TASK DATA Block Start

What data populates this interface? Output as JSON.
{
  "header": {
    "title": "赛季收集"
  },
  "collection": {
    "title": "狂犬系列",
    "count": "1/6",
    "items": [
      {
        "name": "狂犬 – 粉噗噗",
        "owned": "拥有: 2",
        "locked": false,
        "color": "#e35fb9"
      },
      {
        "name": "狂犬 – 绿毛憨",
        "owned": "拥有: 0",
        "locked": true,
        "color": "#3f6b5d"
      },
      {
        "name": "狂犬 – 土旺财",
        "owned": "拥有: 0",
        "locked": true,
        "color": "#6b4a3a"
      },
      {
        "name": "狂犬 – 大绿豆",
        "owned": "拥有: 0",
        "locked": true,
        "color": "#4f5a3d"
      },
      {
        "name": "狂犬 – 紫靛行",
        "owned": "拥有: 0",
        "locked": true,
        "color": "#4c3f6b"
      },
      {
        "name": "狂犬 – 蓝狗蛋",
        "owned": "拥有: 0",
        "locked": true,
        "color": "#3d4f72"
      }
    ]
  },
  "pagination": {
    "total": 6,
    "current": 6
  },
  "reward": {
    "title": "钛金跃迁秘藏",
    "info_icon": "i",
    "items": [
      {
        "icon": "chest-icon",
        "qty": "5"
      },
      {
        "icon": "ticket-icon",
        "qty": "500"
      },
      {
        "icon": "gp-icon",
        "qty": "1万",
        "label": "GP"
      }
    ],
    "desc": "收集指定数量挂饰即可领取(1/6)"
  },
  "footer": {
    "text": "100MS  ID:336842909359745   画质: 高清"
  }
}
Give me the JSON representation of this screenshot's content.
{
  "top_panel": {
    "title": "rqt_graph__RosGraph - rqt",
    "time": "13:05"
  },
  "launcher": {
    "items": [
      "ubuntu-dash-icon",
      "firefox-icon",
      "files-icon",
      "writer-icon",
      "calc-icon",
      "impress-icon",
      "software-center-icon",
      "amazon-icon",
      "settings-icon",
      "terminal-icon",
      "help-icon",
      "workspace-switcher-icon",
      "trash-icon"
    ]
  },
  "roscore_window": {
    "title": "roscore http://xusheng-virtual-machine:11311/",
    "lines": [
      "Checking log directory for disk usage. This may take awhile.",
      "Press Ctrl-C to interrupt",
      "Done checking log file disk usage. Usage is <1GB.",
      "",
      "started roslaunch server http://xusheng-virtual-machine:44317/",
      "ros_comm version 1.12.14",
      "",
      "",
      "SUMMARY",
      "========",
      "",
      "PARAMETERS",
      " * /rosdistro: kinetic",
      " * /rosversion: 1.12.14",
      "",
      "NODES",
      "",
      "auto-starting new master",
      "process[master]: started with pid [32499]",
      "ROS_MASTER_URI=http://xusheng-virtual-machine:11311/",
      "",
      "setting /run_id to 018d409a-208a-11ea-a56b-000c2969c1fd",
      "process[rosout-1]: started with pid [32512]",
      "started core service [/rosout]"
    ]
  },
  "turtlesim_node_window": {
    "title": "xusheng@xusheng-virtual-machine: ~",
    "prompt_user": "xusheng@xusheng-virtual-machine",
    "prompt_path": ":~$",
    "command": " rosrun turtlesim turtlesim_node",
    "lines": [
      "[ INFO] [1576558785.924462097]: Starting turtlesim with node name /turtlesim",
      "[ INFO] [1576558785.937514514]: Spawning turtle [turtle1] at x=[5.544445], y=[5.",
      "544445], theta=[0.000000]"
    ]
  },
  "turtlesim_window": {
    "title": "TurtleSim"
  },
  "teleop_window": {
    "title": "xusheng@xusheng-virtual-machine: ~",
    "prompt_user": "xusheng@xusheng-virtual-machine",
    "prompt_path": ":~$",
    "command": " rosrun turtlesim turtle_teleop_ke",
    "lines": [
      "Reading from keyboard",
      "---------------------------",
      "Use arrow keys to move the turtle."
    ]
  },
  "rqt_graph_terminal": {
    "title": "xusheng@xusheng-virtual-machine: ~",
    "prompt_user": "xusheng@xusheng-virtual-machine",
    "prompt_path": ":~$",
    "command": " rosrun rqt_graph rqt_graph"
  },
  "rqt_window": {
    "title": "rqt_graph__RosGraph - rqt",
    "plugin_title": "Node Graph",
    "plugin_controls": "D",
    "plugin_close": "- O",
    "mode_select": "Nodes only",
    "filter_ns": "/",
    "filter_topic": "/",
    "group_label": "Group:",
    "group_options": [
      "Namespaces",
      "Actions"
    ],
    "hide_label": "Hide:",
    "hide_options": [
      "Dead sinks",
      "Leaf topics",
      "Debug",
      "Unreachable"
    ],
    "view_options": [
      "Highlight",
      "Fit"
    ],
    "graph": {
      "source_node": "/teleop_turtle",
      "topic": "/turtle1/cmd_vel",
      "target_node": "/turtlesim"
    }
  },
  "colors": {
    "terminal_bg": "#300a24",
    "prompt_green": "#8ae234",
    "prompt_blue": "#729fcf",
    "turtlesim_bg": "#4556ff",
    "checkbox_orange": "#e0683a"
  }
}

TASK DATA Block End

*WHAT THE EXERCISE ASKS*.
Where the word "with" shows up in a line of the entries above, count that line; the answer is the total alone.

*RESULT OF THIS EXERCISE*.
3